Website and app data records
------------------------------------
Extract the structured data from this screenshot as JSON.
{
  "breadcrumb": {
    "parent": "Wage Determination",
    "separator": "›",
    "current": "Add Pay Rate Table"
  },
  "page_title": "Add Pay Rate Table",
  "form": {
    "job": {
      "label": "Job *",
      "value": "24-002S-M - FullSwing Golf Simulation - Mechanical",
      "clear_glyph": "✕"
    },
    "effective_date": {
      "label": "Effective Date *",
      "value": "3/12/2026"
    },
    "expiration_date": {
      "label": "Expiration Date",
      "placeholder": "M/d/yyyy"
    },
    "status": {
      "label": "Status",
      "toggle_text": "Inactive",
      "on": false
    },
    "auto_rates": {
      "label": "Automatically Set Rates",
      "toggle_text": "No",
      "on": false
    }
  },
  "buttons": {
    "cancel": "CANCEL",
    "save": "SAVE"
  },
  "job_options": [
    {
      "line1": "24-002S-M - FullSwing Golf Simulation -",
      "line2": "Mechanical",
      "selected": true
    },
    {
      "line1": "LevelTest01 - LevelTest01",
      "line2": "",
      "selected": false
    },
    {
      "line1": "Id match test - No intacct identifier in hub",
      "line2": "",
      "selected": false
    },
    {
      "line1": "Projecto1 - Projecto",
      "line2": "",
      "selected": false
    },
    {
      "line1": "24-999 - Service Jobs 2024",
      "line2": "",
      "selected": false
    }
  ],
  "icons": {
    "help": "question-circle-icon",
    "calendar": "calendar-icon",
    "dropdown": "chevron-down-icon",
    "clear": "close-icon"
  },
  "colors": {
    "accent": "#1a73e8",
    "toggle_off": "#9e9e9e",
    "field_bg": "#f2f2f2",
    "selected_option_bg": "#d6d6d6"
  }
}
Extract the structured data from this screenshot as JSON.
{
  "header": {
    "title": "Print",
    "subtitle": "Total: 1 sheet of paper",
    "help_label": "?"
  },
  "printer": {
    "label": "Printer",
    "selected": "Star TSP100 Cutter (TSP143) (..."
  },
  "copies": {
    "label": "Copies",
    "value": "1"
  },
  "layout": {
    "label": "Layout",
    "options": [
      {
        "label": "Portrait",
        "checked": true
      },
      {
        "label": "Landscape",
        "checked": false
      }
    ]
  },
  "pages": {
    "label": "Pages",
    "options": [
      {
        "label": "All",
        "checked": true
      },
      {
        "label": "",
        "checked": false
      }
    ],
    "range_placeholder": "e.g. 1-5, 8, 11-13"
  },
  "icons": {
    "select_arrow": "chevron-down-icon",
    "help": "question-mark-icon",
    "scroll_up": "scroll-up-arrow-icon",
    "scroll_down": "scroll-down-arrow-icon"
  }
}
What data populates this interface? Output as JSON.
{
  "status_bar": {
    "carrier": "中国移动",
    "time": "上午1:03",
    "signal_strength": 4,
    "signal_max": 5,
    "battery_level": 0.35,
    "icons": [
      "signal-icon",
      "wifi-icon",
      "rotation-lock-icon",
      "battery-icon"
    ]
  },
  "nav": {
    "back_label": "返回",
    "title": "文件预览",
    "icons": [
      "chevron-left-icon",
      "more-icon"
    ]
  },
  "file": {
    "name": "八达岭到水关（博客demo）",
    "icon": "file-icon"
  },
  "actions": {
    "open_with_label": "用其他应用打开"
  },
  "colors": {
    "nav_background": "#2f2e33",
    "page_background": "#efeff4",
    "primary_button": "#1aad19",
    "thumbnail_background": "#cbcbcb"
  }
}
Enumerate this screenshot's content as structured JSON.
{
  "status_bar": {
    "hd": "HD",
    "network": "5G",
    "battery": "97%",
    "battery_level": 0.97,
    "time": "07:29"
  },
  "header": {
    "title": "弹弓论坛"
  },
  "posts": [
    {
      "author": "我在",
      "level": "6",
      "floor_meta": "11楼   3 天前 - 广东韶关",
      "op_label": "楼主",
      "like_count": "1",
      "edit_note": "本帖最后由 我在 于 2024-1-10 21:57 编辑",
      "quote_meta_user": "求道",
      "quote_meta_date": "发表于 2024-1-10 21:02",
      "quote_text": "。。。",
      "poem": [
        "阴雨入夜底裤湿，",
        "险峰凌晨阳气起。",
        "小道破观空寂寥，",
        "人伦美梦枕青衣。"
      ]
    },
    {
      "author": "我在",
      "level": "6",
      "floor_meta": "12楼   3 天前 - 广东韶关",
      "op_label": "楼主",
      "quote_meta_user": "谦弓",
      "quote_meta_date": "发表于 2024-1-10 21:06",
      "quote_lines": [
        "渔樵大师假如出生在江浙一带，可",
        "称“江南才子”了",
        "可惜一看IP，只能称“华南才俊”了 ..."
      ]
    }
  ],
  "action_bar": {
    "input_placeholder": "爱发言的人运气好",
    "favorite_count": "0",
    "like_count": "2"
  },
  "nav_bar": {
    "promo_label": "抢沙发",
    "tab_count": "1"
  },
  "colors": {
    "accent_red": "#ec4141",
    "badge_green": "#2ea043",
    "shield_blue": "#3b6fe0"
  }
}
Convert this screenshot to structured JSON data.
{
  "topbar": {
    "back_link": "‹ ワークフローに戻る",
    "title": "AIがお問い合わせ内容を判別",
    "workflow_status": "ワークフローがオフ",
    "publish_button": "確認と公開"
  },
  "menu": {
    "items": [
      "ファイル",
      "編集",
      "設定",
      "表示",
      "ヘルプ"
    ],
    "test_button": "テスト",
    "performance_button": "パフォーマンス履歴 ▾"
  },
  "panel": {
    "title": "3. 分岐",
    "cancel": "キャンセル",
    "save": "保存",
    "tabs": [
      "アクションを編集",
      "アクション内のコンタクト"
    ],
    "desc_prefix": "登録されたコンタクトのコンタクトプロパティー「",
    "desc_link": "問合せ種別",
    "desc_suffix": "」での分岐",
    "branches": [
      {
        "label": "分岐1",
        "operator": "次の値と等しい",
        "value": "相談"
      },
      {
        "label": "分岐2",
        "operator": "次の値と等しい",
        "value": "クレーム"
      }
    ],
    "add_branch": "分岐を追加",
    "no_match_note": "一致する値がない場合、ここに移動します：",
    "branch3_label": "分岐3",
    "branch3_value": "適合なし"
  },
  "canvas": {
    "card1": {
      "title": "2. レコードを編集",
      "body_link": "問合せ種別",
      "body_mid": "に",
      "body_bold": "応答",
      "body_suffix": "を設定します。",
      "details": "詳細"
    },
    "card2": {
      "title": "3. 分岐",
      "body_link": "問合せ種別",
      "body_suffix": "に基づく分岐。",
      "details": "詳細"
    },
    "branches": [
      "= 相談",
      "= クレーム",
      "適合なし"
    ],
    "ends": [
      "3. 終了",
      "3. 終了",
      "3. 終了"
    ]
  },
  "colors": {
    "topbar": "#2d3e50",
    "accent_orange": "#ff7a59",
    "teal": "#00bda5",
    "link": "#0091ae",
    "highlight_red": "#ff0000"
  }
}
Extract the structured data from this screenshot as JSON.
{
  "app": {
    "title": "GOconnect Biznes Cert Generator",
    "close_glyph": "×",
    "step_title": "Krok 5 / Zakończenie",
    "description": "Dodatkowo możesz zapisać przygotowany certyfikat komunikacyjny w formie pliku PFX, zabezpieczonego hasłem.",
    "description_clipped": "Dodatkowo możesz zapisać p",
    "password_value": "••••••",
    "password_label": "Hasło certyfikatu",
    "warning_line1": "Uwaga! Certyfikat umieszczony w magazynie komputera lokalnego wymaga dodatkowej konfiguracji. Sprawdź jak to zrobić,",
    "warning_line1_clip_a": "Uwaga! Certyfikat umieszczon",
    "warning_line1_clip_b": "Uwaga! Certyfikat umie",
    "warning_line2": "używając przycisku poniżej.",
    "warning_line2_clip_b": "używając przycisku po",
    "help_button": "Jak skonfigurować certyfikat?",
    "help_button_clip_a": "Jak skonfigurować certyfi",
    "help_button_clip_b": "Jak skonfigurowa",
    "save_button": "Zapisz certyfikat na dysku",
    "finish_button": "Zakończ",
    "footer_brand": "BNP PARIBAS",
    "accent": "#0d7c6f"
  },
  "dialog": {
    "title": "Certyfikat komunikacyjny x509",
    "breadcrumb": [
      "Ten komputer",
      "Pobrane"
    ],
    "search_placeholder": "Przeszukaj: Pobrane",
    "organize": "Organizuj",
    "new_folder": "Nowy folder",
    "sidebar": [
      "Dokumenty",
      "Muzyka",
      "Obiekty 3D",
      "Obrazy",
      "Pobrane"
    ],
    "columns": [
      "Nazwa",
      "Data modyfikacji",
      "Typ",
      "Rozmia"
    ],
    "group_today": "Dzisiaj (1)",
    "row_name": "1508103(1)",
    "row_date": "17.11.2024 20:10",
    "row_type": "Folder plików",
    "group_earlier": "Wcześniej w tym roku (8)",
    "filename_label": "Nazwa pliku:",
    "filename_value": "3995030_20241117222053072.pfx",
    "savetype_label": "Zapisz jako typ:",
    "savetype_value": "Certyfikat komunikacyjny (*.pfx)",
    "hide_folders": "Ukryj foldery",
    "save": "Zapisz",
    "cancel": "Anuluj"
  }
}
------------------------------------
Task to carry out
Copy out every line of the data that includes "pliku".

Solution to this exercise
    "description": "Dodatkowo możesz zapisać przygotowany certyfikat komunikacyjny w formie pliku PFX, zabezpieczonego hasłem.",
    "filename_label": "Nazwa pliku:",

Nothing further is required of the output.